Citation: Lusthaus, Dan. "Critical Buddhism and Returning to the Sources." In Pruning the Bodhi Tree: The Storm over Critical Buddhism, edited by Jamie Hubbard and Paul L. Swanson, 56–80. Honolulu: University of Hawai'i Press, 1997.


No abstract given. Here are the first relevant paragraphs:

Critical Buddhism was inevitable. That it was given voice by prominent Japanese scholars noted for their work in non-East Asian Buddhism was also inevitable. That it has provoked strong, even hostile, reactions was inevitable as well. Inevitable means that the causes and conditions that gave rise to Critical Buddhism can be analyzed and understood to show that it has a context, a history, and a necessity. Critical Buddhism is necessary. Thinking about what arises through causes and conditions, especially in terms of how that impacts on cultural and social realities, is a principal component of both Critical Buddhism and Buddhism properly practiced.
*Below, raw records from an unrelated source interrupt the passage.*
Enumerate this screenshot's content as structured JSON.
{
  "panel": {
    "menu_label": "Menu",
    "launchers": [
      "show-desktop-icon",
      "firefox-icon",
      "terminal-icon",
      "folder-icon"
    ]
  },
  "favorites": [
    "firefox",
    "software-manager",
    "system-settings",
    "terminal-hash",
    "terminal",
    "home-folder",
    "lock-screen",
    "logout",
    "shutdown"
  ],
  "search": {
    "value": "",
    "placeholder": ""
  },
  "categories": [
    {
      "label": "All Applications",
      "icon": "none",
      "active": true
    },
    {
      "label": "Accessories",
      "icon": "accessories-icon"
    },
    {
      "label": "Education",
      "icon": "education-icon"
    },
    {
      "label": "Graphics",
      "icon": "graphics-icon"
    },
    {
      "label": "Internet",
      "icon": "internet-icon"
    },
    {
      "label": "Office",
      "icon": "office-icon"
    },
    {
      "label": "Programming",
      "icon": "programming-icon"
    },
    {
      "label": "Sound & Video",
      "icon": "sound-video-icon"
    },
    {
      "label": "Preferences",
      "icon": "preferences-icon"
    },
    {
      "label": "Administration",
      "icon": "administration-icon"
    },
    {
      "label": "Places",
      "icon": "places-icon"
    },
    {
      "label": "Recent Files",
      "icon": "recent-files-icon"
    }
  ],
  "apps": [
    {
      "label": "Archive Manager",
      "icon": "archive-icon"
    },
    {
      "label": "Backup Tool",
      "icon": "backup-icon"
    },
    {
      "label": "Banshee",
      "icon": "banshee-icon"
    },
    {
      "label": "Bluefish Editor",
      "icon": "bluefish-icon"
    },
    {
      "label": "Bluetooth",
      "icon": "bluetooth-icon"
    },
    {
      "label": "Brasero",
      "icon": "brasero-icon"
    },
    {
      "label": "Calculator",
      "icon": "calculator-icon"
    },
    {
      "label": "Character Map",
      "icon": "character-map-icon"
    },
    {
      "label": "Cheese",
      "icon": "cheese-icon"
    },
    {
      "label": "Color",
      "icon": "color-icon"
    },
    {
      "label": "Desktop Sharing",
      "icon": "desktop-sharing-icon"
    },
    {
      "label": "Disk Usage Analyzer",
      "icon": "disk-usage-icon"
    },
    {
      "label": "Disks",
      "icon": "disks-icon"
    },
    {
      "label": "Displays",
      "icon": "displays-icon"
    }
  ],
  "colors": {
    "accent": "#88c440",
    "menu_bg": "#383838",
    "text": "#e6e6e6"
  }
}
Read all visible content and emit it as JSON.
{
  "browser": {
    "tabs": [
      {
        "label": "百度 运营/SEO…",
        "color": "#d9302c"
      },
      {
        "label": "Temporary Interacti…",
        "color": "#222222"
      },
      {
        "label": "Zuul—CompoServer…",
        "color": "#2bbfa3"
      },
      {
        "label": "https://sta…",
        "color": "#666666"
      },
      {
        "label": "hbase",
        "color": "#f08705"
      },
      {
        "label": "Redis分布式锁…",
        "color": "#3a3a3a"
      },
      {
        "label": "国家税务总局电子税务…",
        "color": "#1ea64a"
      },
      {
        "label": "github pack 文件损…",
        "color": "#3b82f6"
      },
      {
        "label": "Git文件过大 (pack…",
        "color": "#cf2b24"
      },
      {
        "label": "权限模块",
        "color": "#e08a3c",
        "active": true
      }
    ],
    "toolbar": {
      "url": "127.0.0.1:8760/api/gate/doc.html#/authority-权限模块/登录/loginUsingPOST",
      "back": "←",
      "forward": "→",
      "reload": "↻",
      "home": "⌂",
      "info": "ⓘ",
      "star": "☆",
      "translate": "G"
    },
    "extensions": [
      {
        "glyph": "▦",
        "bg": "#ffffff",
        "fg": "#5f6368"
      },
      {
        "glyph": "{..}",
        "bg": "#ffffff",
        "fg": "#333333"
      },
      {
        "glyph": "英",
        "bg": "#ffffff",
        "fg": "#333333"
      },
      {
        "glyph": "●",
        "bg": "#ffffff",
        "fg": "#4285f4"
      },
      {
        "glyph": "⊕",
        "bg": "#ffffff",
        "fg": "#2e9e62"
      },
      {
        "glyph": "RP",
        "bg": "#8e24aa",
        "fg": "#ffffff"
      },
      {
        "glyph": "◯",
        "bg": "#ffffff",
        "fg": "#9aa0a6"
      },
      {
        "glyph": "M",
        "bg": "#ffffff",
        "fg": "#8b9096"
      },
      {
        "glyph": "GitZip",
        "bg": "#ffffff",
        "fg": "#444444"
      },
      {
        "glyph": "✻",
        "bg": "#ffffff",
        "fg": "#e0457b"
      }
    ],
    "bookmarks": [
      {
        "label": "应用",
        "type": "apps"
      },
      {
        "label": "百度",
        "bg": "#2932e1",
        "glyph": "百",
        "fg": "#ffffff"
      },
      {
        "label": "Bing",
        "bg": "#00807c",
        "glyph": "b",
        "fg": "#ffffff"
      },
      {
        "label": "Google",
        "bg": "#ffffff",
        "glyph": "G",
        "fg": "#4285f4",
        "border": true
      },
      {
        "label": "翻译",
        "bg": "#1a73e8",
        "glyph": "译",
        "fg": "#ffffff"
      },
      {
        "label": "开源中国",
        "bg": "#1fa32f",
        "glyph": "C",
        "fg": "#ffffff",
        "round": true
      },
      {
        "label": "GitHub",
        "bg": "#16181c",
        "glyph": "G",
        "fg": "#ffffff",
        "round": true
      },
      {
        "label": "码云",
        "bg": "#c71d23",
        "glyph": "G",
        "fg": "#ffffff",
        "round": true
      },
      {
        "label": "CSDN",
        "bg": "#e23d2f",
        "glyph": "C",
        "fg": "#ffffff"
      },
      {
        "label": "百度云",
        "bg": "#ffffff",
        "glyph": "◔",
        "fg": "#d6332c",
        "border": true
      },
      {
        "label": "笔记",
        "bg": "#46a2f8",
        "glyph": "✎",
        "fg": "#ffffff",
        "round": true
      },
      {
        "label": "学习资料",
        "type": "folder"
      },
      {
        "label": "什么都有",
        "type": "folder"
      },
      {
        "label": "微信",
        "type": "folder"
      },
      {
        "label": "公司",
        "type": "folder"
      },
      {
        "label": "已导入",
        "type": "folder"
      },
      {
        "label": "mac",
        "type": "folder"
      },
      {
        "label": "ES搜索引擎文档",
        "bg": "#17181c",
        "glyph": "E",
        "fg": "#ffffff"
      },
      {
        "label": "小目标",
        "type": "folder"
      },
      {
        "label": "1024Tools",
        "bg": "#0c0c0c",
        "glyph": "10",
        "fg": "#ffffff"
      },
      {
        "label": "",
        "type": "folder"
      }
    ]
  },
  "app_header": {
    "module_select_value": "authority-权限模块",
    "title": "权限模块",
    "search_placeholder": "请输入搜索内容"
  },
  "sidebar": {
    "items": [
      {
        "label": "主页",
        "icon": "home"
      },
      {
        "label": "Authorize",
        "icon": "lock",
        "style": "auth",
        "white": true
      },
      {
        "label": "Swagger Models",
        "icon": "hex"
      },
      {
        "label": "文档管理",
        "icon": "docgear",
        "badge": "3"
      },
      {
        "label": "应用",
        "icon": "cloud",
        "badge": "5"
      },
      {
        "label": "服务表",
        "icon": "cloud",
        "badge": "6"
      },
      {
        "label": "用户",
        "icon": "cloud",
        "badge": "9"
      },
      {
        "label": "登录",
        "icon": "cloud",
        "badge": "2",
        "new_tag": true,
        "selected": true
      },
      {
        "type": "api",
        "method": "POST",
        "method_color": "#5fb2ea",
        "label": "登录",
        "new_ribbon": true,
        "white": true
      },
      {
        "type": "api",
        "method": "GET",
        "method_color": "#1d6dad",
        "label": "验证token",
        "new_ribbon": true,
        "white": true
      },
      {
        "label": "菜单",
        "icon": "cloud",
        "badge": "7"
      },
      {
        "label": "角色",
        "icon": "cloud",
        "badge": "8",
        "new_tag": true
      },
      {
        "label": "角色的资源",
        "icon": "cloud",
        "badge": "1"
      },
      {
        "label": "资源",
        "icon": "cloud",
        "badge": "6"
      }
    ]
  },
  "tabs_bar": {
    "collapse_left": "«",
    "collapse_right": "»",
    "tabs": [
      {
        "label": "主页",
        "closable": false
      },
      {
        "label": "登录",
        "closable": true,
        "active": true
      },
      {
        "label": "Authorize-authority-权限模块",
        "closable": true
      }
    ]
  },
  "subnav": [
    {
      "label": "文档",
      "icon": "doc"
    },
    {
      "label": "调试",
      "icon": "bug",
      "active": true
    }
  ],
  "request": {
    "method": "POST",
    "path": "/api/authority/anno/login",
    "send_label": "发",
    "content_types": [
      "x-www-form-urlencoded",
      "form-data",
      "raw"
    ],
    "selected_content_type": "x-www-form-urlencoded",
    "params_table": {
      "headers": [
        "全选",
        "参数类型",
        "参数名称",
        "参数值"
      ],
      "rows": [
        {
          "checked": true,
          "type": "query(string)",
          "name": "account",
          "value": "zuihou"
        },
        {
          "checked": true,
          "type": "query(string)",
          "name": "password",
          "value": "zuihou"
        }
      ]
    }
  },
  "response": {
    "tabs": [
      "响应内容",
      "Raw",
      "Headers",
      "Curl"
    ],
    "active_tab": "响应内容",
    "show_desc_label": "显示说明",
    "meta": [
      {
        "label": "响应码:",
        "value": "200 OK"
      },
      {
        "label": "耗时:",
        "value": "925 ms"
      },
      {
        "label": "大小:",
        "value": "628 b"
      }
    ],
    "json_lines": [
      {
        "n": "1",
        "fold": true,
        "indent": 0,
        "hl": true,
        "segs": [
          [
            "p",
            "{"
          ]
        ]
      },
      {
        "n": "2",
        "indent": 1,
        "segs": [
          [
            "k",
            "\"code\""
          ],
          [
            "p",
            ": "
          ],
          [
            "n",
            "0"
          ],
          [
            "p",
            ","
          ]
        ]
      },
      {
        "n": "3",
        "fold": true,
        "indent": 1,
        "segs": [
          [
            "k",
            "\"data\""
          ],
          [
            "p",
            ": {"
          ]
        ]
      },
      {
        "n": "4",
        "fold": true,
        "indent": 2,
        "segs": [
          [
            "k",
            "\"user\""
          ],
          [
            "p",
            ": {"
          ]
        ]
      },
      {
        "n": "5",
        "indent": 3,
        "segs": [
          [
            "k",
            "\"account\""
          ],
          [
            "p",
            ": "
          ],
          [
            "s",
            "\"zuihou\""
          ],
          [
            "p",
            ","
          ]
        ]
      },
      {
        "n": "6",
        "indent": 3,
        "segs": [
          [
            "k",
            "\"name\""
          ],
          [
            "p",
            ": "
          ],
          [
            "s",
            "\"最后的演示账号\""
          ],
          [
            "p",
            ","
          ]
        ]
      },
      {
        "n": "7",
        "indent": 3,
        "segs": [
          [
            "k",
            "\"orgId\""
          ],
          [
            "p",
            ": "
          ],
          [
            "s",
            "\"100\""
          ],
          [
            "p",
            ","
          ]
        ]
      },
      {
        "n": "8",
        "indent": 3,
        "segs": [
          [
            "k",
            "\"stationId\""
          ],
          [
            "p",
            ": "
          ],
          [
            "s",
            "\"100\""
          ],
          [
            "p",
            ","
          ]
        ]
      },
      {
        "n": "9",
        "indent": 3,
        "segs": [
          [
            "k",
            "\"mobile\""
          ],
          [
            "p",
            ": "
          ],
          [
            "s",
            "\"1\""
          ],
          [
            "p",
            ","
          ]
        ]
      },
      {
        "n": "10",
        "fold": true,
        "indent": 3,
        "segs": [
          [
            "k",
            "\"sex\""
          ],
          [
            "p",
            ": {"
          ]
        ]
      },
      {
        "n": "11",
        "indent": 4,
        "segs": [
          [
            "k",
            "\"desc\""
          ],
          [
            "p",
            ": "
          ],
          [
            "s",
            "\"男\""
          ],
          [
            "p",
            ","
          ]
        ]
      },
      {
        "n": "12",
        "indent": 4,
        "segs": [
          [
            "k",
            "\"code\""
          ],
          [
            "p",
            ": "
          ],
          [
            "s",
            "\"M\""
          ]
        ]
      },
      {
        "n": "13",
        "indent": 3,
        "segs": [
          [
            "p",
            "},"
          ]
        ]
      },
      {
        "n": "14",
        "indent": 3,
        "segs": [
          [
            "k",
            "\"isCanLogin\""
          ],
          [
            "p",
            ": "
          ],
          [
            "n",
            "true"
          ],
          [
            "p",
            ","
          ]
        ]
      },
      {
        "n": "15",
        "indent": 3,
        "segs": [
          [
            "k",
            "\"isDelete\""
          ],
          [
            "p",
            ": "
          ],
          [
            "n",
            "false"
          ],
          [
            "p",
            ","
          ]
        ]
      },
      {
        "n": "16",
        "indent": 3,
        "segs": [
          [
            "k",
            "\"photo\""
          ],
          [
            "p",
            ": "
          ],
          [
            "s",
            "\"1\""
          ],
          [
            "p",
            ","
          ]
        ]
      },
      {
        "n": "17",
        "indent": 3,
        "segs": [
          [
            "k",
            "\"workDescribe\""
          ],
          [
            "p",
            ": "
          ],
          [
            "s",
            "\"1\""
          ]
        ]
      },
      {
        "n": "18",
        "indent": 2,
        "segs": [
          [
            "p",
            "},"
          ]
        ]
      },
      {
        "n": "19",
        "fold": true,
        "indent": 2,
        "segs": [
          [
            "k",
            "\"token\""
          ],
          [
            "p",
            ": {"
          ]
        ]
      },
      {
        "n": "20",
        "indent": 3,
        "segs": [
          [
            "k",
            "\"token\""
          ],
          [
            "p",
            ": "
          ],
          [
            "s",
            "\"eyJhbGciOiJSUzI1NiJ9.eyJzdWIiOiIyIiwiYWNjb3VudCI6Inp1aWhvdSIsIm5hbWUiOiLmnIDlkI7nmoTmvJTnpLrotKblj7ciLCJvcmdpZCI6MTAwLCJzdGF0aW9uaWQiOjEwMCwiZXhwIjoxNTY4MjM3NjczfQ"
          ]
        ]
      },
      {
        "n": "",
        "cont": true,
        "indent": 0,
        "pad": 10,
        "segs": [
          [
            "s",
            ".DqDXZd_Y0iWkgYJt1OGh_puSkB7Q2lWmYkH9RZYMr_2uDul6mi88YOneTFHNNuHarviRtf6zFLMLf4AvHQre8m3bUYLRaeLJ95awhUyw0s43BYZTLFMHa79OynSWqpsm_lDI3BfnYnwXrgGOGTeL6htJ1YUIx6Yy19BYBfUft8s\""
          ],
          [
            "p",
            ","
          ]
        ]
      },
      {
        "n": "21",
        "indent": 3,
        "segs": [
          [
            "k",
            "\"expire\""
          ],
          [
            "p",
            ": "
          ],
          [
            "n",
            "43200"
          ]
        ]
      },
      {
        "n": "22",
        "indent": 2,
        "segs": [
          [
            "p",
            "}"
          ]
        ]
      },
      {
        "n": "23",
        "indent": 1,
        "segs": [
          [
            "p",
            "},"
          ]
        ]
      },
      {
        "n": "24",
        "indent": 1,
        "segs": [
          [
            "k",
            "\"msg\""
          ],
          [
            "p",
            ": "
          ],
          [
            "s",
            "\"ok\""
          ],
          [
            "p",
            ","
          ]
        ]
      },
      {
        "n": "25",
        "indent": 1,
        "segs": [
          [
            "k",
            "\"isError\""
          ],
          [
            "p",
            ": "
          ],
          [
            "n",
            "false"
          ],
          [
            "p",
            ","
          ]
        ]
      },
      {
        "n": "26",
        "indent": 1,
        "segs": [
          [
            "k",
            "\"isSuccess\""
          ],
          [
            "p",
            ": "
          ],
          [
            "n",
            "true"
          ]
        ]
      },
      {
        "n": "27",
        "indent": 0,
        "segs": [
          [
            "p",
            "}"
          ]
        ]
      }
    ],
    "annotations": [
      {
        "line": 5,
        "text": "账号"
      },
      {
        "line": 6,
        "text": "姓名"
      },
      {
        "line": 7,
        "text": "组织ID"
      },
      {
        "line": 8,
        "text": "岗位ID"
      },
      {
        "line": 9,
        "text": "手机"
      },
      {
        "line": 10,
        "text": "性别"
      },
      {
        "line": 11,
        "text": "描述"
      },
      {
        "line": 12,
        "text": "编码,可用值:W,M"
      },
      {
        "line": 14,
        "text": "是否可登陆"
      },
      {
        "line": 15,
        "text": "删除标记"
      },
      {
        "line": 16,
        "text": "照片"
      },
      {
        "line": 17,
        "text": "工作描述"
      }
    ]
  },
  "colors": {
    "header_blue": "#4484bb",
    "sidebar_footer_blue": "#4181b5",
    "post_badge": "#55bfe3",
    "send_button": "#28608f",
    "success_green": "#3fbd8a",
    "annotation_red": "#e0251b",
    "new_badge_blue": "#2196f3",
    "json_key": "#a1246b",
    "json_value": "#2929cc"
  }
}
      This essay will examine some—but certainly not all—of the factors that have contributed to Critical Buddhism. Some arguments and observations will be offered that, while not retellings from the writings of the Critical Buddhists, run parallel to them. These parallels, which I offer as supplements, recast some of their arguments and focus on issues and areas germane to their undertaking. After discussing the inevitability of Critical Buddhism in the context of twentieth-century Japanese Buddhist scholarship, I will turn to some of the events that took place in China during the seventh and eighth centuries that were decisive for the prevalence in East Asia of the type(s) of Buddhism they criticize. This will be followed by a critique of what has happened to the notion of enlightenment in East Asian Buddhism, particularly in the Ch’an and Zen traditions, with reference to the problem of hongaku (original enlightenment) and the authority of lineage transmission. Then, stepping back into a wider context, I will suggest that, far from being the idiosyncratic, misguided departure depicted by its detractors, Critical Buddhism is the inevitable revisiting of a theme that has been central to Buddhism since its onset. All the above points concern inevitabilities: the trajectory and accomplishments of Japanese scholarship in this century coupled with the crisis of Buddhism in the modern world; the decisive historical events that have established a pervasive ideological underpinning in East Asian Buddhism that Matsumoto and Hakamaya have labeled dhātu-vāda, combined with the exclusion of other, counteracting Buddhist tendencies found elsewhere in the Buddhist world, such as Buddhist logic; the undermining of certain foundational Buddhist notions, such as enlightenment, as a result of or in tandem with the growth of dhātu-vāda ideology; the persistent self-criticism and self-reevaluation that Buddhism has subjected itself to, often glorifying the critique and the critics (Nāgārjuna being the most famous example)—all these points have made it inevitable that Critical Buddhism appear today in Japan (and elsewhere). Finally, while examining an aspect of Matsumoto’s critique of The Record of Lin-chi, I will suggest some tactical distinctions that should be considered by those critical of Critical Buddhism (Lusthaus, "Critical Buddhism and Returning to the Sources," 30–31)